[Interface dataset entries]
=== Section Start ===
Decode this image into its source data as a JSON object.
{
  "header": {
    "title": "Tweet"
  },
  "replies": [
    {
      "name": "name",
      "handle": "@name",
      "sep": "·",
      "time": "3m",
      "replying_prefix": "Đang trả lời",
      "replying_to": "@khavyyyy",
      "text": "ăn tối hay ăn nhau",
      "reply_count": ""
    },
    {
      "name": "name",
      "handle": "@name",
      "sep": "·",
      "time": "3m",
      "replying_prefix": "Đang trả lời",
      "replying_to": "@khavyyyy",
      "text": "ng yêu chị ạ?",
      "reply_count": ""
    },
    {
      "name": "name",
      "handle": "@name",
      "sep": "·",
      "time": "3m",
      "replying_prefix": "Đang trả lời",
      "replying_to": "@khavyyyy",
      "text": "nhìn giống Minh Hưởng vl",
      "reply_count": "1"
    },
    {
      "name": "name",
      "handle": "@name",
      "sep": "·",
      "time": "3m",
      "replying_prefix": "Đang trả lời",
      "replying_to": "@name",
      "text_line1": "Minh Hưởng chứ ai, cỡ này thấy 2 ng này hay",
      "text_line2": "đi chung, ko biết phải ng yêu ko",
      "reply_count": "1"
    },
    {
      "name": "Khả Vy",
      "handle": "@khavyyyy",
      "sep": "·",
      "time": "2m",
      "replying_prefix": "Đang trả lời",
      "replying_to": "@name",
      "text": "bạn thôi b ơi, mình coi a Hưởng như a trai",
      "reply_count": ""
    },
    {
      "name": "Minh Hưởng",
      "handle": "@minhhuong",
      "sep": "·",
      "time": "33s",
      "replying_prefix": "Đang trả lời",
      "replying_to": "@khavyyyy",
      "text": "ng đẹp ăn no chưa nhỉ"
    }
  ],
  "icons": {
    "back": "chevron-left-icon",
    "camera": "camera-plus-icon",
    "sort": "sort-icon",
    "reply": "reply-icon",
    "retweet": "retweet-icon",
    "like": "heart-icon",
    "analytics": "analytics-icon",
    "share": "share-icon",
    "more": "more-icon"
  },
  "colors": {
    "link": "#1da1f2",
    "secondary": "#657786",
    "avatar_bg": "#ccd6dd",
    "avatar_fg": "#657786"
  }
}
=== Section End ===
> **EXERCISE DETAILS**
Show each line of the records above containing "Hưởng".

> **ANSWER TO THIS PROBLEM**
      "text": "nhìn giống Minh Hưởng vl",
      "text_line1": "Minh Hưởng chứ ai, cỡ này thấy 2 ng này hay",
      "text": "bạn thôi b ơi, mình coi a Hưởng như a trai",
      "name": "Minh Hưởng",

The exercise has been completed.